By Curt Yeomans
The artist, known simply as Wyland, can walk out of his studio in Laguna Beach, Calif., on any given day and see whales swimming by.
Wyland, 51, has been fascinated by the ocean since he was a small child. He would see and read about the adventures of marine biologist, Jacques Cousteau, and try to imagine the fish, and other forms of life that lived in the oceans.
He usually sees gray whales swimming by. But he saw something different when he looked out on the sea on Wednesday.Whales were shooting 30-feet-tall spouts of water into the air as their backs breached the waters of the Pacific Ocean.
"They must be blue whales," Wyland said in a telephone interview. "The only kind of whale that shoots spouts that high are blue whales. It's a great sight to see."
As an adult, Wyland is trying to transfer his love of the sea to a new generation of children with educational tours that teach young people about everything that lives under the sea. He will unveil his new Clean Water Mobile Classroom on Saturday, from 11 a.m., to 2 p.m., in the main plaza at the Georgia Aquarium, 225 Baker St., Atlanta. Admission to the mobile classroom is free.
"We're really excited to have Wyland visit us," said Dave Santucci, a spokesman for the aquarium. "He's such an incredible artist and he shares the same vision that the aquarium has, which is the conservation of water. It just made sense to have him come here. The message of water conservation is especially important right now, when we're experiencing a drought in the southeast."
Wyland has been creating art based on underwater life for 29 years.
He visited the Pacific Ocean when he was 14, and was struck by what he saw as beautiful scenery. "I decided the ocean would be the focus of my life's work, and that's what I've done," he said. "Time flies when you're saving the planet."
He decided art would be the best way to promote environmental conservation, because he believed people would more likely respond to an image rather than words. He gets inspiration for his works by going on diving trips around the world. He is the official artist of the National Oceanic and Atmospheric Administration. He founded the Wyland Foundation, which promotes the ocean through national tours and classroom materials, in 1993.
Wyland has been working, since 1981 on a project to create "Whaling Walls" on the sides of buildings around the world. These murals depict whales swimming in the ocean. His 50th Whaling Wall was painted in six days in 1993 on the side of a parking deck next to Underground Atlanta.

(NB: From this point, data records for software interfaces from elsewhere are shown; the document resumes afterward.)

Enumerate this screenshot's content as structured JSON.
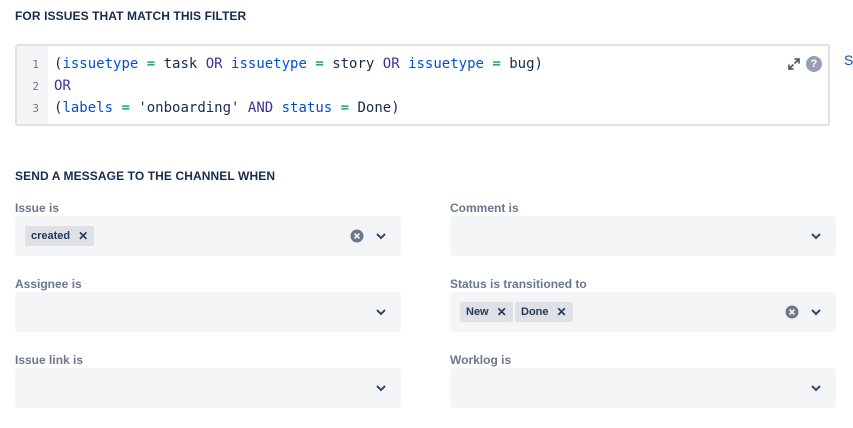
{
  "filter": {
    "section_title": "FOR ISSUES THAT MATCH THIS FILTER",
    "line_numbers": [
      "1",
      "2",
      "3"
    ],
    "line1": {
      "p1": "(",
      "f1": "issuetype",
      "e1": " = ",
      "v1": "task",
      "o1": " OR ",
      "f2": "issuetype",
      "e2": " = ",
      "v2": "story",
      "o2": " OR ",
      "f3": "issuetype",
      "e3": " = ",
      "v3": "bug",
      "p2": ")"
    },
    "line2": {
      "o1": "OR"
    },
    "line3": {
      "p1": "(",
      "f1": "labels",
      "e1": " = ",
      "v1": "'onboarding'",
      "o1": " AND ",
      "f2": "status",
      "e2": " = ",
      "v2": "Done",
      "p2": ")"
    },
    "help_label": "?",
    "side_link_label": "S"
  },
  "send": {
    "section_title": "SEND A MESSAGE TO THE CHANNEL WHEN",
    "issue_is": {
      "label": "Issue is",
      "chips": [
        "created"
      ]
    },
    "comment_is": {
      "label": "Comment is"
    },
    "assignee_is": {
      "label": "Assignee is"
    },
    "status_transitioned": {
      "label": "Status is transitioned to",
      "chips": [
        "New",
        "Done"
      ]
    },
    "issue_link_is": {
      "label": "Issue link is"
    },
    "worklog_is": {
      "label": "Worklog is"
    }
  },
  "icons": {
    "expand": "expand-icon",
    "help": "help-icon",
    "clear": "clear-icon",
    "chevron": "chevron-down-icon",
    "remove": "close-icon"
  },
  "colors": {
    "field": "#0052cc",
    "operator": "#403294",
    "equals": "#00875a",
    "select_bg": "#f4f5f7",
    "chip_bg": "#dfe1e6"
  }
}
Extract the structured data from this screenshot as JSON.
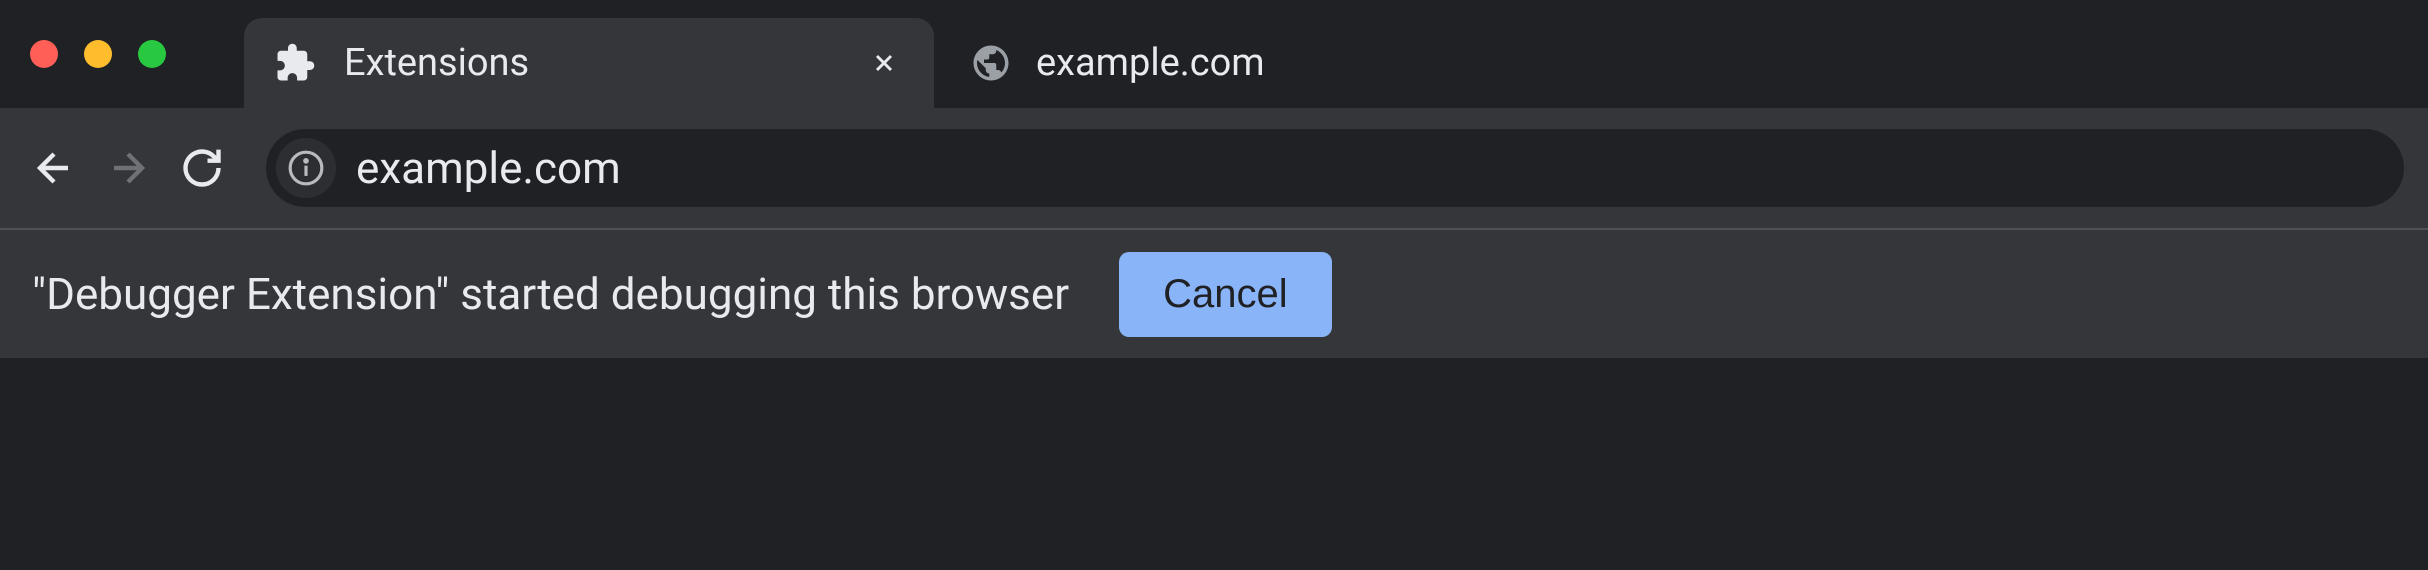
{
  "tabs": [
    {
      "title": "Extensions",
      "icon": "puzzle-icon",
      "active": true
    },
    {
      "title": "example.com",
      "icon": "globe-icon",
      "active": false
    }
  ],
  "toolbar": {
    "url": "example.com"
  },
  "notification": {
    "message": "\"Debugger Extension\" started debugging this browser",
    "cancel_label": "Cancel"
  }
}
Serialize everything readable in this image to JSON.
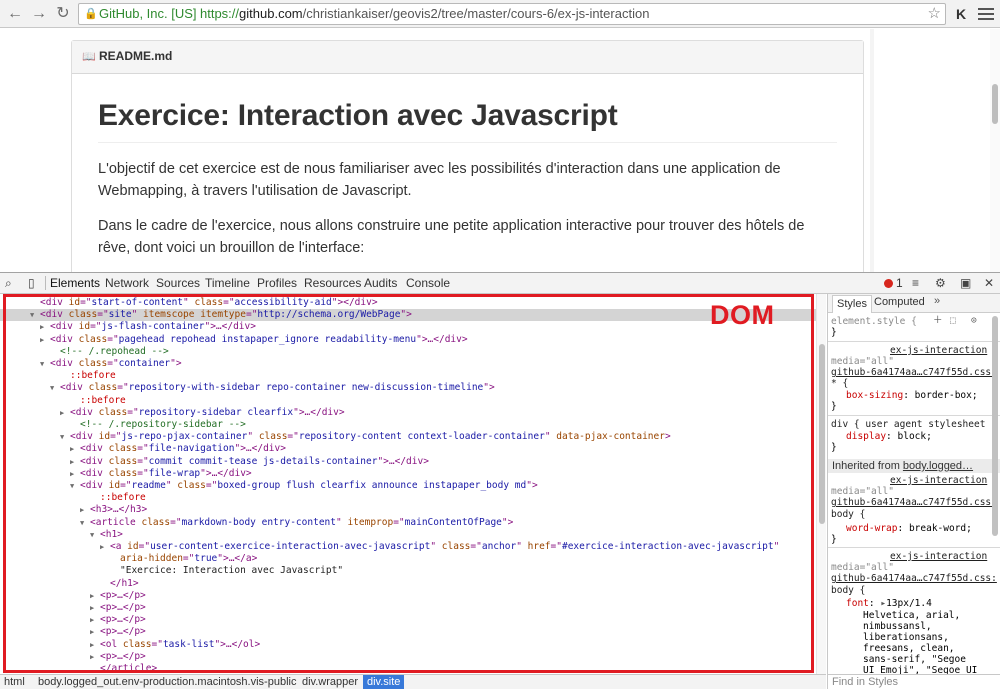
{
  "browser": {
    "ev_name": "GitHub, Inc. [US]",
    "url_proto": "https://",
    "url_host": "github.com",
    "url_path": "/christiankaiser/geovis2/tree/master/cours-6/ex-js-interaction"
  },
  "readme": {
    "filename": "README.md",
    "title": "Exercice: Interaction avec Javascript",
    "paragraph1": "L'objectif de cet exercice est de nous familiariser avec les possibilités d'interaction dans une application de Webmapping, à travers l'utilisation de Javascript.",
    "paragraph2": "Dans le cadre de l'exercice, nous allons construire une petite application interactive pour trouver des hôtels de rêve, dont voici un brouillon de l'interface:"
  },
  "devtools": {
    "tabs": [
      "Elements",
      "Network",
      "Sources",
      "Timeline",
      "Profiles",
      "Resources",
      "Audits",
      "Console"
    ],
    "active_tab": "Elements",
    "error_count": "1",
    "dom_annotation": "DOM",
    "dom_lines": [
      {
        "indent": 4,
        "tri": "",
        "parts": [
          [
            "tg",
            "<div "
          ],
          [
            "at",
            "id"
          ],
          [
            "tg",
            "=\""
          ],
          [
            "av",
            "start-of-content"
          ],
          [
            "tg",
            "\" "
          ],
          [
            "at",
            "class"
          ],
          [
            "tg",
            "=\""
          ],
          [
            "av",
            "accessibility-aid"
          ],
          [
            "tg",
            "\"></div>"
          ]
        ]
      },
      {
        "indent": 4,
        "tri": "▼",
        "sel": true,
        "parts": [
          [
            "tg",
            "<div "
          ],
          [
            "at",
            "class"
          ],
          [
            "tg",
            "=\""
          ],
          [
            "av",
            "site"
          ],
          [
            "tg",
            "\" "
          ],
          [
            "at",
            "itemscope itemtype"
          ],
          [
            "tg",
            "=\""
          ],
          [
            "av",
            "http://schema.org/WebPage"
          ],
          [
            "tg",
            "\">"
          ]
        ]
      },
      {
        "indent": 5,
        "tri": "▶",
        "parts": [
          [
            "tg",
            "<div "
          ],
          [
            "at",
            "id"
          ],
          [
            "tg",
            "=\""
          ],
          [
            "av",
            "js-flash-container"
          ],
          [
            "tg",
            "\">…</div>"
          ]
        ]
      },
      {
        "indent": 5,
        "tri": "▶",
        "parts": [
          [
            "tg",
            "<div "
          ],
          [
            "at",
            "class"
          ],
          [
            "tg",
            "=\""
          ],
          [
            "av",
            "pagehead repohead instapaper_ignore readability-menu"
          ],
          [
            "tg",
            "\">…</div>"
          ]
        ]
      },
      {
        "indent": 6,
        "tri": "",
        "parts": [
          [
            "cm",
            "<!-- /.repohead -->"
          ]
        ]
      },
      {
        "indent": 5,
        "tri": "▼",
        "parts": [
          [
            "tg",
            "<div "
          ],
          [
            "at",
            "class"
          ],
          [
            "tg",
            "=\""
          ],
          [
            "av",
            "container"
          ],
          [
            "tg",
            "\">"
          ]
        ]
      },
      {
        "indent": 7,
        "tri": "",
        "parts": [
          [
            "ps",
            "::before"
          ]
        ]
      },
      {
        "indent": 6,
        "tri": "▼",
        "parts": [
          [
            "tg",
            "<div "
          ],
          [
            "at",
            "class"
          ],
          [
            "tg",
            "=\""
          ],
          [
            "av",
            "repository-with-sidebar repo-container new-discussion-timeline"
          ],
          [
            "tg",
            "\">"
          ]
        ]
      },
      {
        "indent": 8,
        "tri": "",
        "parts": [
          [
            "ps",
            "::before"
          ]
        ]
      },
      {
        "indent": 7,
        "tri": "▶",
        "parts": [
          [
            "tg",
            "<div "
          ],
          [
            "at",
            "class"
          ],
          [
            "tg",
            "=\""
          ],
          [
            "av",
            "repository-sidebar clearfix"
          ],
          [
            "tg",
            "\">…</div>"
          ]
        ]
      },
      {
        "indent": 8,
        "tri": "",
        "parts": [
          [
            "cm",
            "<!-- /.repository-sidebar -->"
          ]
        ]
      },
      {
        "indent": 7,
        "tri": "▼",
        "parts": [
          [
            "tg",
            "<div "
          ],
          [
            "at",
            "id"
          ],
          [
            "tg",
            "=\""
          ],
          [
            "av",
            "js-repo-pjax-container"
          ],
          [
            "tg",
            "\" "
          ],
          [
            "at",
            "class"
          ],
          [
            "tg",
            "=\""
          ],
          [
            "av",
            "repository-content context-loader-container"
          ],
          [
            "tg",
            "\" "
          ],
          [
            "at",
            "data-pjax-container"
          ],
          [
            "tg",
            ">"
          ]
        ]
      },
      {
        "indent": 8,
        "tri": "▶",
        "parts": [
          [
            "tg",
            "<div "
          ],
          [
            "at",
            "class"
          ],
          [
            "tg",
            "=\""
          ],
          [
            "av",
            "file-navigation"
          ],
          [
            "tg",
            "\">…</div>"
          ]
        ]
      },
      {
        "indent": 8,
        "tri": "▶",
        "parts": [
          [
            "tg",
            "<div "
          ],
          [
            "at",
            "class"
          ],
          [
            "tg",
            "=\""
          ],
          [
            "av",
            "commit commit-tease js-details-container"
          ],
          [
            "tg",
            "\">…</div>"
          ]
        ]
      },
      {
        "indent": 8,
        "tri": "▶",
        "parts": [
          [
            "tg",
            "<div "
          ],
          [
            "at",
            "class"
          ],
          [
            "tg",
            "=\""
          ],
          [
            "av",
            "file-wrap"
          ],
          [
            "tg",
            "\">…</div>"
          ]
        ]
      },
      {
        "indent": 8,
        "tri": "▼",
        "parts": [
          [
            "tg",
            "<div "
          ],
          [
            "at",
            "id"
          ],
          [
            "tg",
            "=\""
          ],
          [
            "av",
            "readme"
          ],
          [
            "tg",
            "\" "
          ],
          [
            "at",
            "class"
          ],
          [
            "tg",
            "=\""
          ],
          [
            "av",
            "boxed-group flush clearfix announce instapaper_body md"
          ],
          [
            "tg",
            "\">"
          ]
        ]
      },
      {
        "indent": 10,
        "tri": "",
        "parts": [
          [
            "ps",
            "::before"
          ]
        ]
      },
      {
        "indent": 9,
        "tri": "▶",
        "parts": [
          [
            "tg",
            "<h3>…</h3>"
          ]
        ]
      },
      {
        "indent": 9,
        "tri": "▼",
        "parts": [
          [
            "tg",
            "<article "
          ],
          [
            "at",
            "class"
          ],
          [
            "tg",
            "=\""
          ],
          [
            "av",
            "markdown-body entry-content"
          ],
          [
            "tg",
            "\" "
          ],
          [
            "at",
            "itemprop"
          ],
          [
            "tg",
            "=\""
          ],
          [
            "av",
            "mainContentOfPage"
          ],
          [
            "tg",
            "\">"
          ]
        ]
      },
      {
        "indent": 10,
        "tri": "▼",
        "parts": [
          [
            "tg",
            "<h1>"
          ]
        ]
      },
      {
        "indent": 11,
        "tri": "▶",
        "parts": [
          [
            "tg",
            "<a "
          ],
          [
            "at",
            "id"
          ],
          [
            "tg",
            "=\""
          ],
          [
            "av",
            "user-content-exercice-interaction-avec-javascript"
          ],
          [
            "tg",
            "\" "
          ],
          [
            "at",
            "class"
          ],
          [
            "tg",
            "=\""
          ],
          [
            "av",
            "anchor"
          ],
          [
            "tg",
            "\" "
          ],
          [
            "at",
            "href"
          ],
          [
            "tg",
            "=\""
          ],
          [
            "av",
            "#exercice-interaction-avec-javascript"
          ],
          [
            "tg",
            "\""
          ]
        ]
      },
      {
        "indent": 12,
        "tri": "",
        "parts": [
          [
            "at",
            "aria-hidden"
          ],
          [
            "tg",
            "=\""
          ],
          [
            "av",
            "true"
          ],
          [
            "tg",
            "\">…</a>"
          ]
        ]
      },
      {
        "indent": 12,
        "tri": "",
        "parts": [
          [
            "txt",
            "\"Exercice: Interaction avec Javascript\""
          ]
        ]
      },
      {
        "indent": 11,
        "tri": "",
        "parts": [
          [
            "tg",
            "</h1>"
          ]
        ]
      },
      {
        "indent": 10,
        "tri": "▶",
        "parts": [
          [
            "tg",
            "<p>…</p>"
          ]
        ]
      },
      {
        "indent": 10,
        "tri": "▶",
        "parts": [
          [
            "tg",
            "<p>…</p>"
          ]
        ]
      },
      {
        "indent": 10,
        "tri": "▶",
        "parts": [
          [
            "tg",
            "<p>…</p>"
          ]
        ]
      },
      {
        "indent": 10,
        "tri": "▶",
        "parts": [
          [
            "tg",
            "<p>…</p>"
          ]
        ]
      },
      {
        "indent": 10,
        "tri": "▶",
        "parts": [
          [
            "tg",
            "<ol "
          ],
          [
            "at",
            "class"
          ],
          [
            "tg",
            "=\""
          ],
          [
            "av",
            "task-list"
          ],
          [
            "tg",
            "\">…</ol>"
          ]
        ]
      },
      {
        "indent": 10,
        "tri": "▶",
        "parts": [
          [
            "tg",
            "<p>…</p>"
          ]
        ]
      },
      {
        "indent": 10,
        "tri": "",
        "parts": [
          [
            "tg",
            "</article>"
          ]
        ]
      }
    ]
  },
  "styles": {
    "tab_styles": "Styles",
    "tab_computed": "Computed",
    "more": "»",
    "element_style": "element.style {",
    "close_brace": "}",
    "source_1": "ex-js-interaction",
    "media_1": "media=\"all\"",
    "file_1": "github-6a4174aa…c747f55d.css:",
    "star_rule": "* {",
    "prop_1": "box-sizing",
    "val_1": "border-box;",
    "ua_rule": "div { user agent stylesheet",
    "prop_2": "display",
    "val_2": "block;",
    "inherited_label": "Inherited from ",
    "inherited_link": "body.logged…",
    "source_2": "ex-js-interaction",
    "media_2": "media=\"all\"",
    "file_2": "github-6a4174aa…c747f55d.css:",
    "body_rule": "body {",
    "prop_3": "word-wrap",
    "val_3": "break-word;",
    "source_3": "ex-js-interaction",
    "media_3": "media=\"all\"",
    "file_3": "github-6a4174aa…c747f55d.css:",
    "body_rule_2": "body {",
    "prop_4": "font",
    "val_4": "13px/1.4",
    "font_list": [
      "Helvetica, arial,",
      "nimbussansl,",
      "liberationsans,",
      "freesans, clean,",
      "sans-serif, \"Segoe",
      "UI Emoji\", \"Segoe UI"
    ],
    "find_placeholder": "Find in Styles"
  },
  "breadcrumbs": [
    "html",
    "body.logged_out.env-production.macintosh.vis-public",
    "div.wrapper",
    "div.site"
  ]
}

"It's definitely one of my best murals," Wyland said. "I've painted 95 walls so far, and my final wall will be done in Beijing for the 2008 Olympics."
For Wyland, the visit to Atlanta gives him an opportunity to do two things: Return to the city where he created his favorite entry in his Whaling Wall series, and visit the Georgia Aquarium for the first time. He's eager to provide children with an opportunity to learn about water conservation, though.
The mobile classroom is designed to let visitors travel though different water environments as a "drop of water," Wyland said. The guests will travel through environments, such as rivers, estuaries, and oceans. At the end of visit to the mobile classroom, the visitor will come out as "clean water." The guests will be asked to sign water conservation pledges, where they promise to use less water in their homes.
"If we're going to save our oceans, we have to think about other sources of water, like rivers, lakes and estuaries, as well," Wyland said. "The 20th Century was a disaster for the world's water supply. We need an environmental renaissance in the 21st Century.
"I truly believe the young people want to save the oceans, and this mobile classroom could inspire one of them to become the next Jacques Cousteau. Once you plant that seed in a young person's mind, there's no telling how much it can grow."
On the net:
The Wyland Foundation: http://www.wylandfoundation.org